The above listed complications of the Ninth Circuit “test” that weakens, if not abrogates the attorney client privilege as to “dual purpose” advice, are not exclusive. No doubt, many businesses could demonstrate other flaws in the Ninth Circuit’s opinion by discussing how the “test” affects that business’s unique methods and processes. A non-duplicative amicus brief supplying that type of information can significantly aid SCOTUS in order that SCOTUS can gain an understanding of the fundamental concerns and issues impacting businesses. 

Further, amicus briefs filed by significant industry players or their trade associations are likely to draw the attention of the justices and their staffs. Unquestionably, when making significant decisions involving the law and policy, SCOTUS does consider positions announced in Amicus briefs. For instance, in the opinion, concurrences, and dissent issued in SCOTUS’s recent opinion in the case of Dobbs v. Jackson Women's Health Organization, 142 S.Ct. 2228, 213 L.Ed.2d 545 (2022), the justices made at least thirty six references to arguments made by amicus curiae. 

Without the unique information that can be supplied by businesses, SCOTUS could make a “wrong turn.” The advice offered in amicus curiae briefs will be critical in SCOTUS’s deliberations. 


The uncertainty created by the Grand Jury case is potentially crippling to any business.
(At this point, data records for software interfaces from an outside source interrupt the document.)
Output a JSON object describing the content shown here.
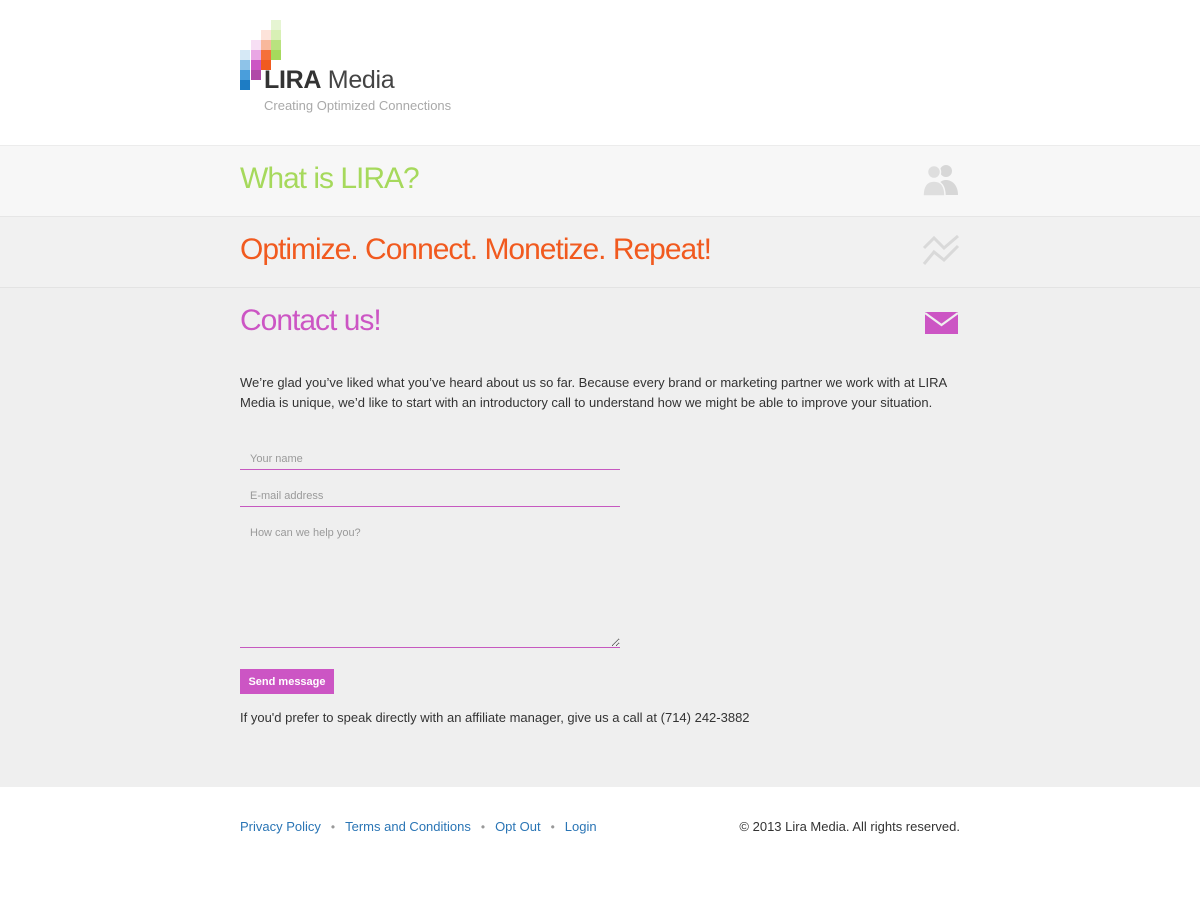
{
  "brand": {
    "name_bold": "LIRA",
    "name_light": "Media",
    "tagline": "Creating Optimized Connections",
    "colors": {
      "green": "#a6d95c",
      "orange": "#f15a1f",
      "purple": "#cc55c4",
      "link": "#2a75b5"
    }
  },
  "sections": [
    {
      "title": "What is LIRA?",
      "icon": "users-icon"
    },
    {
      "title": "Optimize. Connect. Monetize. Repeat!",
      "icon": "trend-chart-icon"
    },
    {
      "title": "Contact us!",
      "icon": "envelope-icon"
    }
  ],
  "contact": {
    "intro": "We’re glad you’ve liked what you’ve heard about us so far. Because every brand or marketing partner we work with at LIRA Media is unique, we’d like to start with an introductory call to understand how we might be able to improve your situation.",
    "name_placeholder": "Your name",
    "email_placeholder": "E-mail address",
    "message_placeholder": "How can we help you?",
    "send_label": "Send message",
    "call_note": "If you'd prefer to speak directly with an affiliate manager, give us a call at (714) 242-3882"
  },
  "footer": {
    "links": [
      {
        "label": "Privacy Policy"
      },
      {
        "label": "Terms and Conditions"
      },
      {
        "label": "Opt Out"
      },
      {
        "label": "Login"
      }
    ],
    "separator": "•",
    "copyright": "© 2013 Lira Media. All rights reserved."
  }
}
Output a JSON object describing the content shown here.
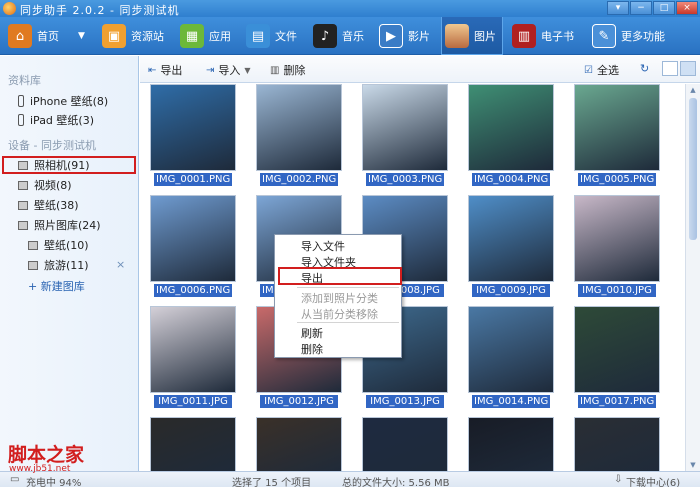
{
  "app": {
    "title": "同步助手 2.0.2 - 同步测试机"
  },
  "window_controls": [
    "▾",
    "−",
    "□",
    "×"
  ],
  "nav": {
    "items": [
      {
        "label": "首页",
        "icon": "home-icon",
        "color": "#e07a20"
      },
      {
        "label": "资源站",
        "icon": "bag-icon",
        "color": "#f0a030"
      },
      {
        "label": "应用",
        "icon": "apps-icon",
        "color": "#6cb83a"
      },
      {
        "label": "文件",
        "icon": "folder-icon",
        "color": "#3a8fd8"
      },
      {
        "label": "音乐",
        "icon": "music-icon",
        "color": "#222222"
      },
      {
        "label": "影片",
        "icon": "video-icon",
        "color": "#3a7cc6"
      },
      {
        "label": "图片",
        "icon": "picture-icon",
        "color": "#d8a070"
      },
      {
        "label": "电子书",
        "icon": "book-icon",
        "color": "#b02020"
      },
      {
        "label": "更多功能",
        "icon": "tools-icon",
        "color": "#4a90d8"
      }
    ],
    "active": "图片"
  },
  "sidebar": {
    "library_header": "资料库",
    "library_items": [
      "iPhone 壁纸(8)",
      "iPad 壁纸(3)"
    ],
    "device_header": "设备 - 同步测试机",
    "device_items": [
      "照相机(91)",
      "视频(8)",
      "壁纸(38)",
      "照片图库(24)"
    ],
    "album_items": [
      "壁纸(10)",
      "旅游(11)"
    ],
    "remove_symbol": "×",
    "new_album": "+ 新建图库"
  },
  "toolbar": {
    "export": "导出",
    "import": "导入",
    "delete": "删除",
    "select_all": "全选"
  },
  "photos": [
    "IMG_0001.PNG",
    "IMG_0002.PNG",
    "IMG_0003.PNG",
    "IMG_0004.PNG",
    "IMG_0005.PNG",
    "IMG_0006.PNG",
    "IMG_0007.PNG",
    "IMG_0008.JPG",
    "IMG_0009.JPG",
    "IMG_0010.JPG",
    "IMG_0011.JPG",
    "IMG_0012.JPG",
    "IMG_0013.JPG",
    "IMG_0014.PNG",
    "IMG_0017.PNG",
    "",
    "",
    "",
    "",
    ""
  ],
  "thumb_colors": [
    "#2f6da8",
    "#9ab6d3",
    "#c9d9e8",
    "#3f8f74",
    "#6aa890",
    "#6f9bd0",
    "#7da6d6",
    "#5c8cc4",
    "#4f8ec8",
    "#c8b8c8",
    "#d4d0d8",
    "#c86a6a",
    "#3e6a8e",
    "#4a78a4",
    "#2e4a38",
    "#2a2a2a",
    "#3a3028",
    "#1e2a40",
    "#181c26",
    "#2a2e34"
  ],
  "context_menu": {
    "items": [
      {
        "label": "导入文件",
        "disabled": false
      },
      {
        "label": "导入文件夹",
        "disabled": false
      },
      {
        "label": "导出",
        "disabled": false
      },
      {
        "label": "添加到照片分类",
        "disabled": true
      },
      {
        "label": "从当前分类移除",
        "disabled": true
      },
      {
        "label": "刷新",
        "disabled": false
      },
      {
        "label": "删除",
        "disabled": false
      }
    ]
  },
  "status": {
    "charging": "充电中 94%",
    "selected": "选择了 15 个项目",
    "total_size": "总的文件大小: 5.56 MB",
    "download_center": "下载中心(6)"
  },
  "watermark": {
    "line1": "脚本之家",
    "line2": "www.jb51.net"
  }
}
If that Ninth Circuit “test” becomes “the law” across the United States, management will be asking for legal advice about just what types of advice can be counted on to be privileged. Any lawyer worth her salt, of necessity, is going to give an answer like this: “It depends.” Of course, such advice is not helpful, but it would be accurate if the Grand Jury case holding were to be adopted by SCOTUS. Amicus briefs could make the difference between a SCOTUS decision that renders a uniform, reasonable “test” and one that chills requests for legal advice. 

Kathleen Kraft, Hon. Booker Shaw, Warren Dean, and the Hon. Douglas S. Lang are partners with Thompson Coburn LLP and leaders of the Firm’s Appellate and Supreme Court practice.